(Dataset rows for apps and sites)
:::::
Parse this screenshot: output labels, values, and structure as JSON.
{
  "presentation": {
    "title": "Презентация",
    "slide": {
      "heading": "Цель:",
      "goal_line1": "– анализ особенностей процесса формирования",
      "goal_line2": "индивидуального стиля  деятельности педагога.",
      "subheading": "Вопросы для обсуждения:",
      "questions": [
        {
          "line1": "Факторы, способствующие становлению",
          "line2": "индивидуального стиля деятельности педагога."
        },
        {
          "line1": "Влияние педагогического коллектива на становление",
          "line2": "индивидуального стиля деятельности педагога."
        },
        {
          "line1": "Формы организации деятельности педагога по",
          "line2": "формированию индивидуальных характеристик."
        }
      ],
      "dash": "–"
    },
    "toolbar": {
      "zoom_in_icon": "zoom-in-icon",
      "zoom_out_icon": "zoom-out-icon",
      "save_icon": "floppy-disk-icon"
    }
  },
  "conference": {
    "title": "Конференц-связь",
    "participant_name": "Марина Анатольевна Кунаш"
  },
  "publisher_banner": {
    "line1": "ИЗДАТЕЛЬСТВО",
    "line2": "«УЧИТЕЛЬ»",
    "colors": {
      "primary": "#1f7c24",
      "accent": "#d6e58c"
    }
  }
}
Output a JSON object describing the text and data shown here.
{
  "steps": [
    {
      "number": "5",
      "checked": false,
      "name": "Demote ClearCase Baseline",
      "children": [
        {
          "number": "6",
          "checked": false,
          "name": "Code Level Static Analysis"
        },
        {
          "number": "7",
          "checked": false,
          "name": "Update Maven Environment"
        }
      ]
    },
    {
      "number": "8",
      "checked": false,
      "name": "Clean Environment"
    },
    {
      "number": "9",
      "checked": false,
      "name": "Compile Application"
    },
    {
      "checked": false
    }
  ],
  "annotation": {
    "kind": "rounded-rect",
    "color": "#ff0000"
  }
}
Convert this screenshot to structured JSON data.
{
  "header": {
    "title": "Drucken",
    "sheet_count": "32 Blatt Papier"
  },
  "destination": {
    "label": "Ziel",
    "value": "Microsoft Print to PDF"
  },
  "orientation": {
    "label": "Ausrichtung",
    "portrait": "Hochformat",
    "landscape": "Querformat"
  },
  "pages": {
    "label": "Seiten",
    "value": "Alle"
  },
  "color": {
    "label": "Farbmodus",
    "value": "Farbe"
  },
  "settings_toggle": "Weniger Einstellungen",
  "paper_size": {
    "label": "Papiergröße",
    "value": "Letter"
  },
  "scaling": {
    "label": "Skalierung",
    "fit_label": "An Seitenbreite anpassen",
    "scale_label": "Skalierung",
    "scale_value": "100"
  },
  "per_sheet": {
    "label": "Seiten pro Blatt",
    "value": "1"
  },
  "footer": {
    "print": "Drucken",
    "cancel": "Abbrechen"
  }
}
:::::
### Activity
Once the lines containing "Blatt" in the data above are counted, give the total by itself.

### Answer to this exercise
2